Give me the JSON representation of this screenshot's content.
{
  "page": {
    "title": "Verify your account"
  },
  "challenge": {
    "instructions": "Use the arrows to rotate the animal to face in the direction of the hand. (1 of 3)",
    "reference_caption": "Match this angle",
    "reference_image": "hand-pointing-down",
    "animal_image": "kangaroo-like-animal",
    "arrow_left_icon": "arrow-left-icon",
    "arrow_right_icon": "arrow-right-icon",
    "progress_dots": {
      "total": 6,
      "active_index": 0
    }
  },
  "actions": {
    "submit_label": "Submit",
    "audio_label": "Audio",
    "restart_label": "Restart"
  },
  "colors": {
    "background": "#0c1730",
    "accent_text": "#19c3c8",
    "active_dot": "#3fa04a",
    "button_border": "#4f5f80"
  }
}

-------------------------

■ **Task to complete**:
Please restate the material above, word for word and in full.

■ **Answer space**:
Give me the JSON representation of this screenshot's content.
{
  "page": {
    "title": "Verify your account"
  },
  "challenge": {
    "instructions": "Use the arrows to rotate the animal to face in the direction of the hand. (1 of 3)",
    "reference_caption": "Match this angle",
    "reference_image": "hand-pointing-down",
    "animal_image": "kangaroo-like-animal",
    "arrow_left_icon": "arrow-left-icon",
    "arrow_right_icon": "arrow-right-icon",
    "progress_dots": {
      "total": 6,
      "active_index": 0
    }
  },
  "actions": {
    "submit_label": "Submit",
    "audio_label": "Audio",
    "restart_label": "Restart"
  },
  "colors": {
    "background": "#0c1730",
    "accent_text": "#19c3c8",
    "active_dot": "#3fa04a",
    "button_border": "#4f5f80"
  }
}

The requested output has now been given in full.